ACTIVITY> Records follow. Copy every line with "author".

DATA FOR THIS EXERCISE>
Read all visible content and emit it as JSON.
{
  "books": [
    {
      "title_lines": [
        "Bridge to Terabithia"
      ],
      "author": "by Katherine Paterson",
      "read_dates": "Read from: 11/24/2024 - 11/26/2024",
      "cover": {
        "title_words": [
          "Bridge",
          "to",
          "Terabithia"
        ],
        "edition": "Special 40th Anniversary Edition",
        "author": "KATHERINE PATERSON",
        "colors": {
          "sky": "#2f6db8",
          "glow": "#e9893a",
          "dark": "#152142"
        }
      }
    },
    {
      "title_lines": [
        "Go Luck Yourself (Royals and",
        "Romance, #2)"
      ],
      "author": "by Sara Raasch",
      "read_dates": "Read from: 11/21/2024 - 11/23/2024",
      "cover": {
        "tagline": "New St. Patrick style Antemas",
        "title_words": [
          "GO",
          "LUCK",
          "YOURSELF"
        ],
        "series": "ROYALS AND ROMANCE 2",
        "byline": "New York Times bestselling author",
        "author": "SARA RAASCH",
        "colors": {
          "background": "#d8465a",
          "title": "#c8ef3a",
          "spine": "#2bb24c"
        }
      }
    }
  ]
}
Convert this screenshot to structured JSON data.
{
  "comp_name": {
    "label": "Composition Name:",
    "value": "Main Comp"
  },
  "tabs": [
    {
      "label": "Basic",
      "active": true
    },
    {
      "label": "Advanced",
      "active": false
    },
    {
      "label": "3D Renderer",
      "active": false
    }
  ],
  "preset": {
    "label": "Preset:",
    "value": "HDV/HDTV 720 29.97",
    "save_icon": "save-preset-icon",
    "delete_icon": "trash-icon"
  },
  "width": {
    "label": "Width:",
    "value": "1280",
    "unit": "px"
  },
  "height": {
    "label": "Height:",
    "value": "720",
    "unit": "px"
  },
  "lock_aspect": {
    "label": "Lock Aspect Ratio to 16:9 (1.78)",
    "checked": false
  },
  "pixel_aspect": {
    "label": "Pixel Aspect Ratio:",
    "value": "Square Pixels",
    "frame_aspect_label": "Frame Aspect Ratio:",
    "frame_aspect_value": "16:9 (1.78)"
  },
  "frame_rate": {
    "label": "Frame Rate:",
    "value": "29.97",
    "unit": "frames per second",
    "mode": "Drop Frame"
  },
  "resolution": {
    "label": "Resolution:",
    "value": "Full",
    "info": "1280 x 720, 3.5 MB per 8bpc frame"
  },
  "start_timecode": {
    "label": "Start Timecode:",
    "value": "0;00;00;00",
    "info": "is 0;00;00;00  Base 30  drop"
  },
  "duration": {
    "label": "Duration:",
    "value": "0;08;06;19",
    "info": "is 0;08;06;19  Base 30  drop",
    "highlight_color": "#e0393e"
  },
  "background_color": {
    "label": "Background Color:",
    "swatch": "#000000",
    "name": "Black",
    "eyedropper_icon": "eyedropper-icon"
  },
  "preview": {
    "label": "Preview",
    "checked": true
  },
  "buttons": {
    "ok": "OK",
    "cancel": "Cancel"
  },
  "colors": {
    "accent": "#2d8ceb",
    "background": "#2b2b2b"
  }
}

RESPONSE AREA>
      "author": "by Katherine Paterson",
        "author": "KATHERINE PATERSON",
      "author": "by Sara Raasch",
        "byline": "New York Times bestselling author",
        "author": "SARA RAASCH",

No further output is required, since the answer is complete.